Some undergraduate students in Nsukka, on Thursday, appealed to the Federal Government (FG) and the Academic Staff Union of Universities (ASUU) to shift grounds in order to resolve their issues.
The students told the News Agency of Nigeria (NAN) in separate interviews that they were tired of staying at home following the nationwide ASUU strike.
ASUU had embarked on the strike on Nov. 4, 2018 over FG’s alleged inability to fulfill the agreements signed with the union in 2009.
Charles Odoko from the Department of Economics, University of Nigeria, Nsukka, urged relevant stakeholders in the country to intervene and prevail on ASUU and government to reach a compromise so that the strike would be called off.
“I am pleading with the relevant stakeholders in the country to intervene and end the ongoing industrial action by university lecturers in the interest of students.
“I am also pleading with the FG and the lecturers to resolve their issues; I am tired of staying at home I want to go back to school this January.
“The FG should urgently meet the demands of ASUU as the constant strikes by lecturers are affecting the quality of tertiary education in the country,” he said.
Jane Ukaegbu, of the Department of Political Science at the University of Lagos, said that government and ASUU should consider the future of students and place that above other interests by resolving the dispute.
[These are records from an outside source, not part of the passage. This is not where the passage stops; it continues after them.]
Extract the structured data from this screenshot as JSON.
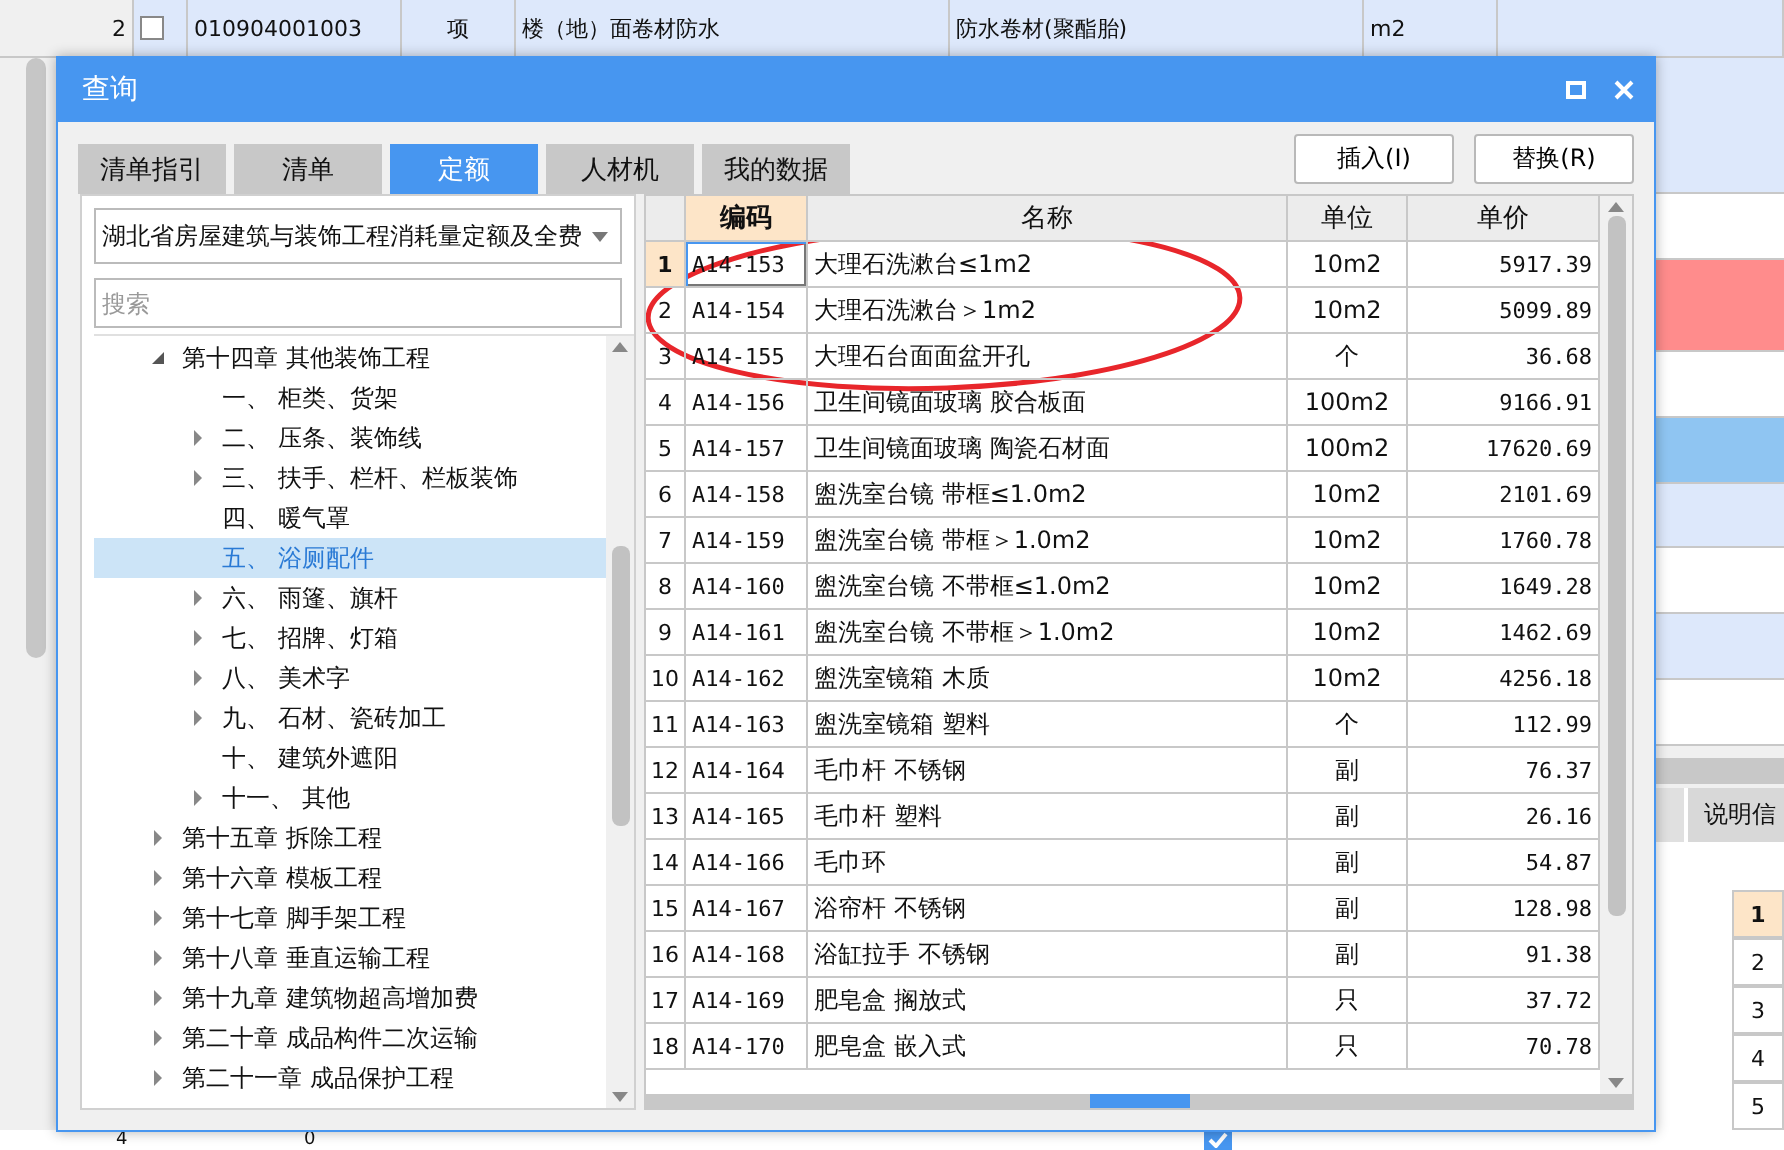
{
  "background": {
    "top_row": {
      "number": "2",
      "checked": false,
      "code": "010904001003",
      "type": "项",
      "name": "楼（地）面卷材防水",
      "feature": "防水卷材(聚酯胎)",
      "unit": "m2"
    },
    "side_rows": [
      {
        "color": "#dde8fb"
      },
      {
        "color": "#ffffff"
      },
      {
        "color": "#ff8c8c"
      },
      {
        "color": "#ffffff"
      },
      {
        "color": "#8fc5f2"
      },
      {
        "color": "#dde8fb"
      },
      {
        "color": "#ffffff"
      },
      {
        "color": "#dde8fb"
      },
      {
        "color": "#ffffff"
      }
    ],
    "side_tab": "说明信",
    "side_numbers": [
      {
        "label": "1",
        "selected": true
      },
      {
        "label": "2",
        "selected": false
      },
      {
        "label": "3",
        "selected": false
      },
      {
        "label": "4",
        "selected": false
      },
      {
        "label": "5",
        "selected": false
      }
    ],
    "bottom_row": {
      "number": "4",
      "value": "0",
      "checked": true
    }
  },
  "dialog": {
    "title": "查询",
    "tabs": [
      {
        "label": "清单指引",
        "selected": false
      },
      {
        "label": "清单",
        "selected": false
      },
      {
        "label": "定额",
        "selected": true
      },
      {
        "label": "人材机",
        "selected": false
      },
      {
        "label": "我的数据",
        "selected": false
      }
    ],
    "buttons": [
      "插入(I)",
      "替换(R)"
    ],
    "library": "湖北省房屋建筑与装饰工程消耗量定额及全费",
    "search": {
      "placeholder": "搜索"
    },
    "tree": [
      {
        "label": "第十四章 其他装饰工程",
        "expanded": true,
        "selected": false,
        "children": [
          {
            "label": "一、 柜类、货架",
            "selected": false
          },
          {
            "label": "二、 压条、装饰线",
            "expanded": false,
            "selected": false
          },
          {
            "label": "三、 扶手、栏杆、栏板装饰",
            "expanded": false,
            "selected": false
          },
          {
            "label": "四、 暖气罩",
            "selected": false
          },
          {
            "label": "五、 浴厕配件",
            "selected": true
          },
          {
            "label": "六、 雨篷、旗杆",
            "expanded": false,
            "selected": false
          },
          {
            "label": "七、 招牌、灯箱",
            "expanded": false,
            "selected": false
          },
          {
            "label": "八、 美术字",
            "expanded": false,
            "selected": false
          },
          {
            "label": "九、 石材、瓷砖加工",
            "expanded": false,
            "selected": false
          },
          {
            "label": "十、 建筑外遮阳",
            "selected": false
          },
          {
            "label": "十一、 其他",
            "expanded": false,
            "selected": false
          }
        ]
      },
      {
        "label": "第十五章 拆除工程",
        "expanded": false,
        "selected": false
      },
      {
        "label": "第十六章 模板工程",
        "expanded": false,
        "selected": false
      },
      {
        "label": "第十七章 脚手架工程",
        "expanded": false,
        "selected": false
      },
      {
        "label": "第十八章 垂直运输工程",
        "expanded": false,
        "selected": false
      },
      {
        "label": "第十九章 建筑物超高增加费",
        "expanded": false,
        "selected": false
      },
      {
        "label": "第二十章 成品构件二次运输",
        "expanded": false,
        "selected": false
      },
      {
        "label": "第二十一章 成品保护工程",
        "expanded": false,
        "selected": false
      }
    ],
    "table": {
      "columns": [
        {
          "label": "编码",
          "selected": true
        },
        {
          "label": "名称",
          "selected": false
        },
        {
          "label": "单位",
          "selected": false
        },
        {
          "label": "单价",
          "selected": false
        }
      ],
      "rows": [
        {
          "n": "1",
          "code": "A14-153",
          "name": "大理石洗漱台≤1m2",
          "unit": "10m2",
          "price": "5917.39",
          "selected": true
        },
        {
          "n": "2",
          "code": "A14-154",
          "name": "大理石洗漱台＞1m2",
          "unit": "10m2",
          "price": "5099.89",
          "selected": false
        },
        {
          "n": "3",
          "code": "A14-155",
          "name": "大理石台面面盆开孔",
          "unit": "个",
          "price": "36.68",
          "selected": false
        },
        {
          "n": "4",
          "code": "A14-156",
          "name": "卫生间镜面玻璃 胶合板面",
          "unit": "100m2",
          "price": "9166.91",
          "selected": false
        },
        {
          "n": "5",
          "code": "A14-157",
          "name": "卫生间镜面玻璃 陶瓷石材面",
          "unit": "100m2",
          "price": "17620.69",
          "selected": false
        },
        {
          "n": "6",
          "code": "A14-158",
          "name": "盥洗室台镜 带框≤1.0m2",
          "unit": "10m2",
          "price": "2101.69",
          "selected": false
        },
        {
          "n": "7",
          "code": "A14-159",
          "name": "盥洗室台镜 带框＞1.0m2",
          "unit": "10m2",
          "price": "1760.78",
          "selected": false
        },
        {
          "n": "8",
          "code": "A14-160",
          "name": "盥洗室台镜 不带框≤1.0m2",
          "unit": "10m2",
          "price": "1649.28",
          "selected": false
        },
        {
          "n": "9",
          "code": "A14-161",
          "name": "盥洗室台镜 不带框＞1.0m2",
          "unit": "10m2",
          "price": "1462.69",
          "selected": false
        },
        {
          "n": "10",
          "code": "A14-162",
          "name": "盥洗室镜箱 木质",
          "unit": "10m2",
          "price": "4256.18",
          "selected": false
        },
        {
          "n": "11",
          "code": "A14-163",
          "name": "盥洗室镜箱 塑料",
          "unit": "个",
          "price": "112.99",
          "selected": false
        },
        {
          "n": "12",
          "code": "A14-164",
          "name": "毛巾杆 不锈钢",
          "unit": "副",
          "price": "76.37",
          "selected": false
        },
        {
          "n": "13",
          "code": "A14-165",
          "name": "毛巾杆 塑料",
          "unit": "副",
          "price": "26.16",
          "selected": false
        },
        {
          "n": "14",
          "code": "A14-166",
          "name": "毛巾环",
          "unit": "副",
          "price": "54.87",
          "selected": false
        },
        {
          "n": "15",
          "code": "A14-167",
          "name": "浴帘杆 不锈钢",
          "unit": "副",
          "price": "128.98",
          "selected": false
        },
        {
          "n": "16",
          "code": "A14-168",
          "name": "浴缸拉手 不锈钢",
          "unit": "副",
          "price": "91.38",
          "selected": false
        },
        {
          "n": "17",
          "code": "A14-169",
          "name": "肥皂盒 搁放式",
          "unit": "只",
          "price": "37.72",
          "selected": false
        },
        {
          "n": "18",
          "code": "A14-170",
          "name": "肥皂盒 嵌入式",
          "unit": "只",
          "price": "70.78",
          "selected": false
        }
      ]
    }
  }
}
“The FG should always try to give priority to issues concerning education since the level of development of any country is anchored on quality education.
“Government should also strive to respect any agreement reached with ASUU as the current strike was due to government’s inability to fulfill the agreements it reached with the union since 2009.
“I am urging the FG and the ASUU to reach a compromise so that students can return to school,’’ Ukaegbu said.
Kenneth Amadi from the Department of Psychology, University of Port Harcourt, said the frequent strikes by public universities’ employees were altering the academic calendar and distorting students’ set time of graduation.
“Today ASUU is on a nationwide strike, tomorrow it would be non-academic staff; this is why top government officials send their children to private and foreign institutions and could not care less about the ASUU strike.
“Government should consider poor parents who do not have lots of money to send their children and wards to private and foreign universities where the academic calendar is not tampered with,’’ Amadi appealed. (NAN)